“The Cabin in the Woods” (2012)


“The Evil Dead” is a fine horror movie. “Evil Dead II” is a bona fide classic. Here’s the joke: They’re basically the same movie. The first one was directed by a 22-year-old Sam Raimi when he wanted to prove he could conjure real screams with no money. The second, six years later, was a comedy that had terrific (and much-copied) fun with the cliches of the slasher pic. And since then, it’s been hard to take the cabin-in-the-woods movie very seriously. It’s a set-up that works best as parody (“Dead Snow,” “Tucker and Dale Versus Evil”) or psychological fuck-you-up (“Antichrist”), but not as horror. (One problem: Once cell technology became cheap and omnipresent, audiences noticed when you ostentatiously put characters in places where their iPhones were bricked.)

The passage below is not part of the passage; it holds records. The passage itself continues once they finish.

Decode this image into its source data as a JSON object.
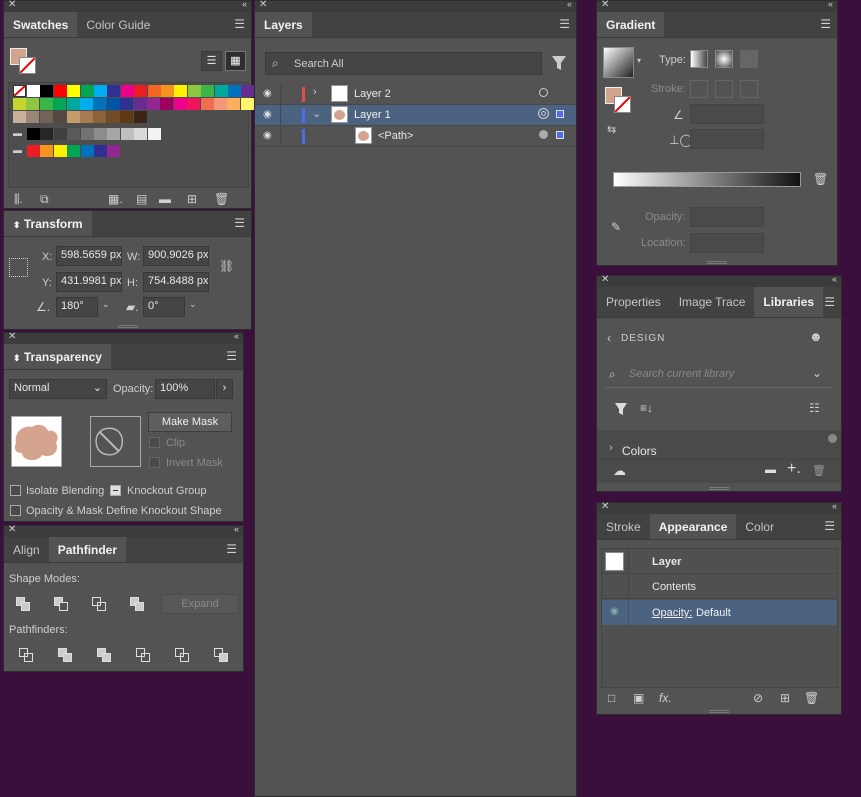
{
  "swatches": {
    "tabs": [
      "Swatches",
      "Color Guide"
    ],
    "row1": [
      "#ffffff",
      "#000000",
      "#ff0000",
      "#ffff00",
      "#00a651",
      "#00aeef",
      "#2e3192",
      "#ec008c",
      "#ed1c24",
      "#f26522",
      "#f7941d",
      "#fff200",
      "#8dc63f",
      "#39b54a",
      "#00a99d",
      "#0072bc",
      "#662d91",
      "#9e005d"
    ],
    "row2": [
      "#c2d62e",
      "#8dc63f",
      "#39b54a",
      "#00a651",
      "#00a99d",
      "#00aeef",
      "#0072bc",
      "#0054a6",
      "#2e3192",
      "#662d91",
      "#92278f",
      "#9e005d",
      "#ec008c",
      "#ed145b",
      "#f26c4f",
      "#f7977a",
      "#fbaf5d",
      "#fff568"
    ],
    "row3": [
      "#c7b299",
      "#998675",
      "#736357",
      "#534741",
      "#c69c6d",
      "#a67c52",
      "#8c6239",
      "#754c24",
      "#603913",
      "#3c2415"
    ],
    "row4": [
      "#000000",
      "#262626",
      "#404040",
      "#595959",
      "#737373",
      "#8c8c8c",
      "#a6a6a6",
      "#bfbfbf",
      "#d9d9d9",
      "#f2f2f2"
    ],
    "row5": [
      "#ed1c24",
      "#f7941d",
      "#fff200",
      "#00a651",
      "#0072bc",
      "#2e3192",
      "#92278f"
    ]
  },
  "transform": {
    "tab": "Transform",
    "x_label": "X:",
    "x_value": "598.5659 px",
    "y_label": "Y:",
    "y_value": "431.9981 px",
    "w_label": "W:",
    "w_value": "900.9026 px",
    "h_label": "H:",
    "h_value": "754.8488 px",
    "angle_value": "180°",
    "shear_value": "0°"
  },
  "transparency": {
    "tab": "Transparency",
    "mode": "Normal",
    "opacity_label": "Opacity:",
    "opacity_value": "100%",
    "make_mask": "Make Mask",
    "clip": "Clip",
    "invert_mask": "Invert Mask",
    "isolate_blending": "Isolate Blending",
    "knockout_group": "Knockout Group",
    "opacity_mask": "Opacity & Mask Define Knockout Shape"
  },
  "pathfinder": {
    "tabs": [
      "Align",
      "Pathfinder"
    ],
    "shape_modes": "Shape Modes:",
    "expand": "Expand",
    "pathfinders": "Pathfinders:"
  },
  "layers": {
    "tab": "Layers",
    "search_placeholder": "Search All",
    "rows": [
      {
        "name": "Layer 2",
        "color": "#e84a4a"
      },
      {
        "name": "Layer 1",
        "color": "#4a6fe8"
      },
      {
        "name": "<Path>",
        "color": "#4a6fe8"
      }
    ]
  },
  "gradient": {
    "tab": "Gradient",
    "type_label": "Type:",
    "stroke_label": "Stroke:",
    "opacity_label": "Opacity:",
    "location_label": "Location:"
  },
  "libraries": {
    "tabs": [
      "Properties",
      "Image Trace",
      "Libraries"
    ],
    "design": "DESIGN",
    "search_placeholder": "Search current library",
    "colors": "Colors"
  },
  "appearance": {
    "tabs": [
      "Stroke",
      "Appearance",
      "Color"
    ],
    "layer": "Layer",
    "contents": "Contents",
    "opacity_label": "Opacity:",
    "opacity_value": "Default"
  },
  "colors": {
    "fill_swatch": "#d4a38e",
    "selected_row": "#4b6380",
    "panel": "#535353"
  }
}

And so we have “The Cabin in the Woods,” a sort of ur-parody of all horror movies that uses the cursed, electronically stranded outpost as a starting point. It was co-written by Joss Whedon and Drew Goddard. I was a little surprised at the choice of partners, because Goddard worked on the final, more-serious season of Whedon’s “Buffy the Vampire Slayer.” He’s kept his end up and created a seriously funny satire of slasher flicks, but he’s kept the serious stuff in there.

My first spoiler: “The Cabin in the Woods” posits that the Ancients (a little Lovecraft reference for you) sleep beneath the earth. They require frequent human sacrifies. If they don’t get them, they’ll rise and destroy mankind. Resourceful humans have figured out a solution: In secluded underground locations, all over the planet, they trap unsuspecting people into cliched horror scenarios, get their kills, and send the blood down to the Ancients to shut ’em up.

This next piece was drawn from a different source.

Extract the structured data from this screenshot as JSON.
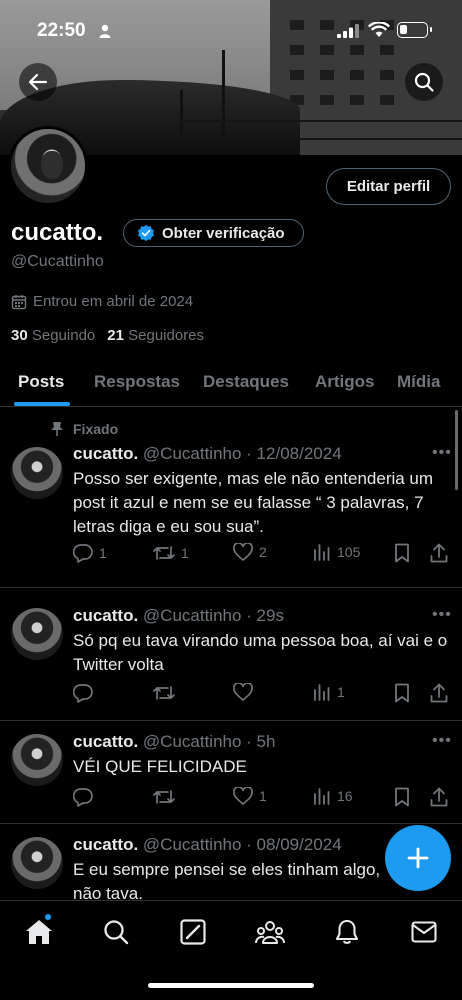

It’s a fun concept with only a few logic holes. The American trope-bunker — run by two bored bureaucrats played perfectly by Brad Whitford and Richard Jenkins — makes sure that four or five archetypes get killed. The archetypes: a Fool, a Whore, an Athlete, a Scholar, and a Virgin. (The virgin doesn’t NEED to be killed, necessarily. See: Every horror movie ever, and the Last Girl trope.) But an extremely funny side-story shows us that the usually-successful Japanese trope-bunker is trying to appease the Ancients with a sort of Ringu-rip-off, a ghost girl terrorizing a room of schoolchildren. It’s hilarious (particularly when it fails and Jenkins yells “Fuck you!” at all of the tiny children on his screen), but… are the five archetypes present in a Japanese girl’s school? I’m skeptical.

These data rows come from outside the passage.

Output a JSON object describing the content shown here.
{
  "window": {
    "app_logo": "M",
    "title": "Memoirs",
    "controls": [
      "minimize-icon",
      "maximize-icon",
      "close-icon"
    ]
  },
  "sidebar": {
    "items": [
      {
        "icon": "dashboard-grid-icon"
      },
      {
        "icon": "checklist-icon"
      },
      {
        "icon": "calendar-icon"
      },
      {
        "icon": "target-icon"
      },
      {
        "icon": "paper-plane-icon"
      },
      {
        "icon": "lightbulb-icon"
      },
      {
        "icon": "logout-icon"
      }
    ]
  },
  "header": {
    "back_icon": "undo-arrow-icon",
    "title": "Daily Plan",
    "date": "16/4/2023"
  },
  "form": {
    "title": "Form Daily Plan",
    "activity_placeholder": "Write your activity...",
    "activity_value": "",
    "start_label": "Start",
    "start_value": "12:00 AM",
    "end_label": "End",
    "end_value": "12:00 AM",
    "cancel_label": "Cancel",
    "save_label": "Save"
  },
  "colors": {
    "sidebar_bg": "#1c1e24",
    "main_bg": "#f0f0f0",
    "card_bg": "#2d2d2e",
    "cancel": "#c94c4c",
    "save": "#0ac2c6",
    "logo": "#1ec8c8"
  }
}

NONETHELESS: The movie gives a set of five undergrads, all credible spouters of Whedonesque dialogue, who fit the archetypes almost perfectly. (We have a lot of fun with the “almosts.” The jock, played by Chris Hemsworth, is actually a Sociology major with a working expertise of Soviet history. The “virgin” isn’t actually a virgin, so the “director” of the conspiracy shrugs that “we work with what we’ve got.”) They play their parts. It’s the “Fool,” a pothead played by Fran Kranz, who assumes that the weirdness afflicting them is being orchestrated somehow. He and the Virgin (Kristen Connolly, a soap opera actress like Sarah Michelle Gellar once was) manage to unravel the conspiracy. In so doing, they… make possible the gruesome murder of hundreds of bureaucrats, then destroy the world.

Perhaps I haven’t sold you on this movie. Very well. Two words: Killer unicorn.